Chapter 3 - Reducing legislative complexity
The EPBC Act is complex. Complex legislation makes it difficult, time-consuming and expensive for people to understand their legal rights and obligations. This leads to confusion and inconsistent decision-making, which creates unnecessary regulatory burden for business and restricts access to justice.
The key reasons the EPBC Act is complex are:
- The policy areas covered by the Act are inherently complex. Environmental approvals, Commonwealth reserves, heritage protection, wildlife trade, and the conservation and recovery of threatened species are all complex.
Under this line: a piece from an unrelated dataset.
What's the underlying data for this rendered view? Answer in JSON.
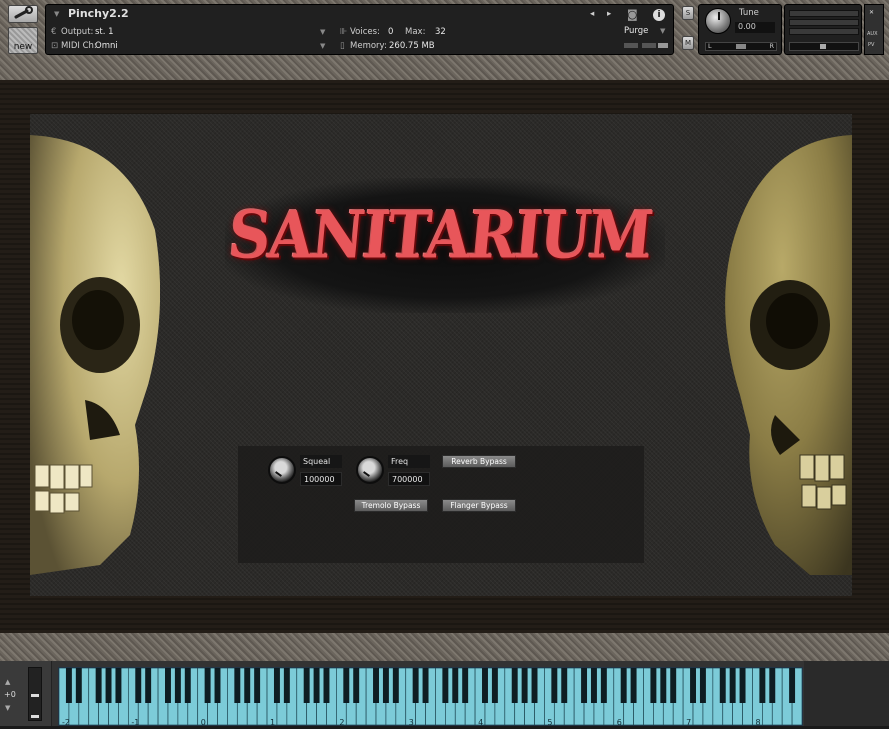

The way the different areas work together to deliver environmental outcomes is not always clear, and many policy areas operate in a siloed way.
- The Act relies heavily on detailed prescriptive processes that are convoluted and inflexible, meaning engaging with it is time-consuming and costly. Convoluted processes are made more complex by important terminology being poorly defined or not defined at all.
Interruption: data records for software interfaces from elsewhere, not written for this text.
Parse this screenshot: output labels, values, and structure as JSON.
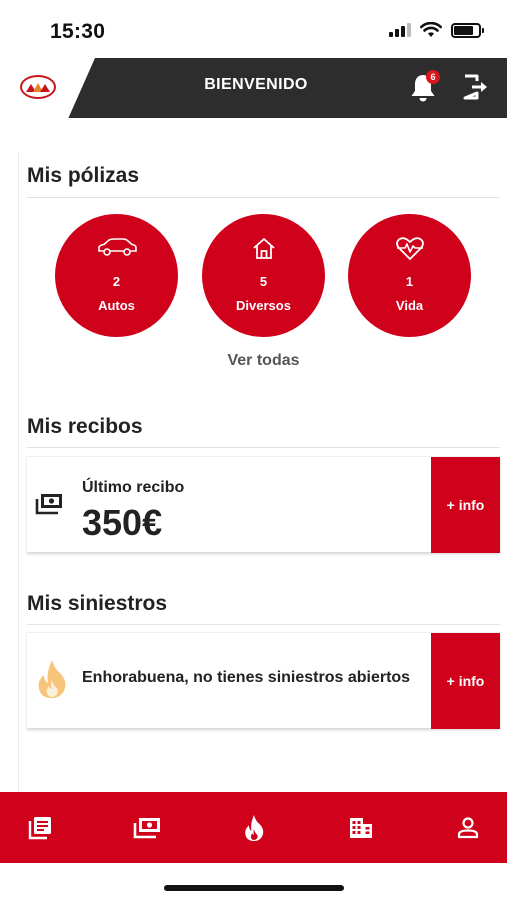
{
  "status_bar": {
    "time": "15:30"
  },
  "header": {
    "title": "BIENVENIDO",
    "notification_count": "6"
  },
  "policies": {
    "title": "Mis pólizas",
    "items": [
      {
        "count": "2",
        "label": "Autos",
        "icon": "car-icon"
      },
      {
        "count": "5",
        "label": "Diversos",
        "icon": "house-icon"
      },
      {
        "count": "1",
        "label": "Vida",
        "icon": "heart-pulse-icon"
      }
    ],
    "view_all": "Ver todas"
  },
  "receipts": {
    "title": "Mis recibos",
    "label": "Último recibo",
    "amount": "350€",
    "info_button": "+ info",
    "icon": "banknote-icon"
  },
  "claims": {
    "title": "Mis siniestros",
    "message": "Enhorabuena, no tienes siniestros abiertos",
    "info_button": "+ info",
    "icon": "fire-icon"
  },
  "bottom_nav": [
    {
      "icon": "policies-icon"
    },
    {
      "icon": "receipts-icon"
    },
    {
      "icon": "claims-icon"
    },
    {
      "icon": "offices-icon"
    },
    {
      "icon": "profile-icon"
    }
  ],
  "colors": {
    "brand_red": "#d0021b",
    "header_dark": "#2d2d2d",
    "fire_light": "#f6c47a"
  }
}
- The Act also interacts with a wide range of other Commonwealth environment, heritage and Indigenous legislation. These interactions include inconsistency and conflict, which drives complexity and uncertainty when applying the Act.
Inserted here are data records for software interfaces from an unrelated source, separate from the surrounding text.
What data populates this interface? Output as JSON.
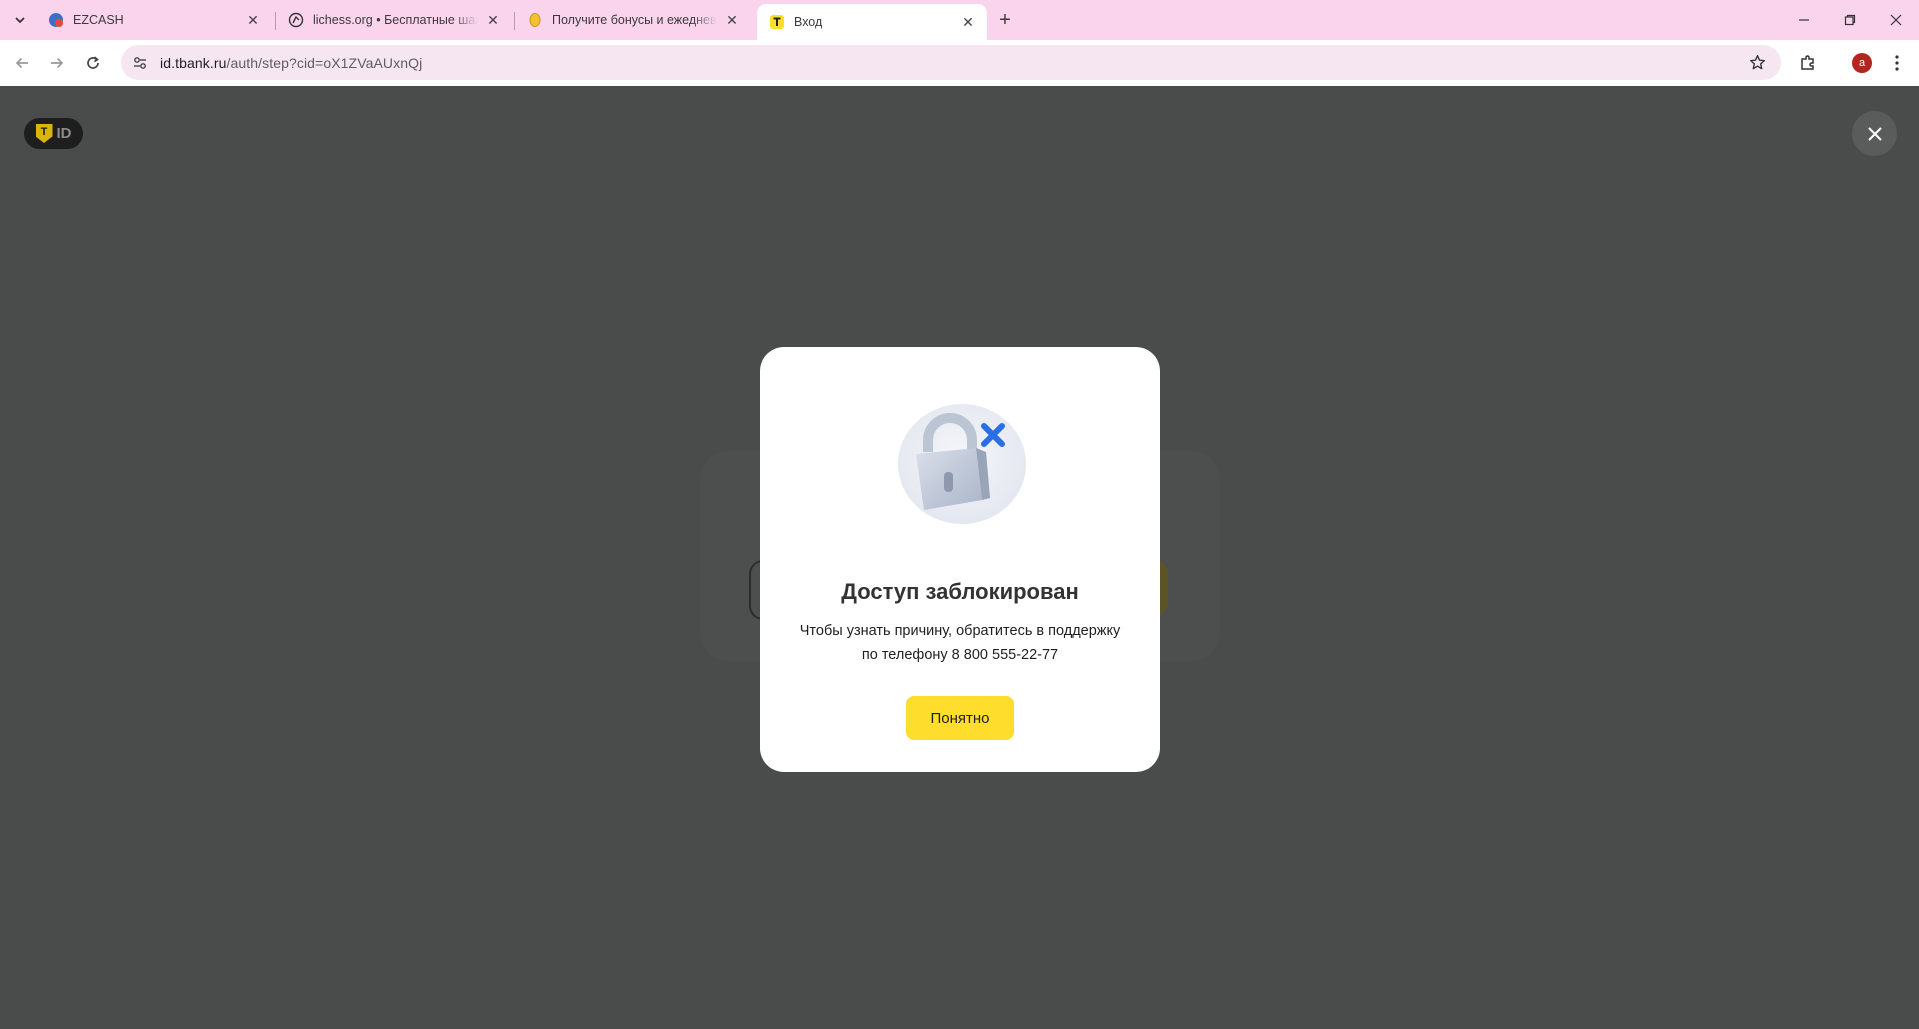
{
  "browser": {
    "tabs": [
      {
        "title": "EZCASH",
        "active": false,
        "favicon": "ezcash-logo-icon"
      },
      {
        "title": "lichess.org • Бесплатные шахм",
        "active": false,
        "favicon": "lichess-knight-icon"
      },
      {
        "title": "Получите бонусы и ежедневн",
        "active": false,
        "favicon": "coin-icon"
      },
      {
        "title": "Вход",
        "active": true,
        "favicon": "tbank-logo-icon"
      }
    ],
    "url_host": "id.tbank.ru",
    "url_path": "/auth/step?cid=oX1ZVaAUxnQj",
    "profile_initial": "a",
    "colors": {
      "tabstrip": "#f9d4ec",
      "omnibox": "#f5e6f1",
      "avatar": "#b3261e"
    }
  },
  "page": {
    "logo_letter": "T",
    "logo_text": "ID",
    "background": "#4a4c4c"
  },
  "modal": {
    "title": "Доступ заблокирован",
    "line1": "Чтобы узнать причину, обратитесь в поддержку",
    "line2": "по телефону 8 800 555-22-77",
    "button_label": "Понятно",
    "button_color": "#ffdd2d",
    "illustration": "locked-padlock-icon"
  }
}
- The construction of the Act is archaic and does not meet best practice for modern regulation. It is not structured for clarity, ease of use or to enable the full delivery of a national, standards-based framework to achieve environmental and heritage outcomes over the long term.
Neither the EPBC Act in its current state nor minor efficiency adjustments to the Act can effectively deliver:
- the recommended National Environmental Standards
- accreditation of third parties to make decisions
- audit and oversight.
A systemic overhaul of the EPBC Act is required. This involves both immediate and ongoing amendment. Sensible staging of legislative reform should be matched with the maturity of the system as it evolves.
The key reforms recommended by the Review are to:
- Immediately improve the operation of the EPBC Act by implementing legislative amendments in the short term to address known inconsistencies, gaps and conflicts.
- Comprehensively overhaul the Act to enable the delivery of the policy reforms recommended by this Review – without this, the full delivery of reform will not be possible.
- Consider alternate structures for the Act, such as creating separate pieces of legislation for its key functional areas. Redrafting should explicitly consider how to improve the interactions within the Act and with other Commonwealth legislation.
- Consistent with the Intergovernmental Agreement on the Environment (IGAE), redraft the Act to enable harmonisation with State and Territory regulation to deliver the recommended standards-based accreditation framework.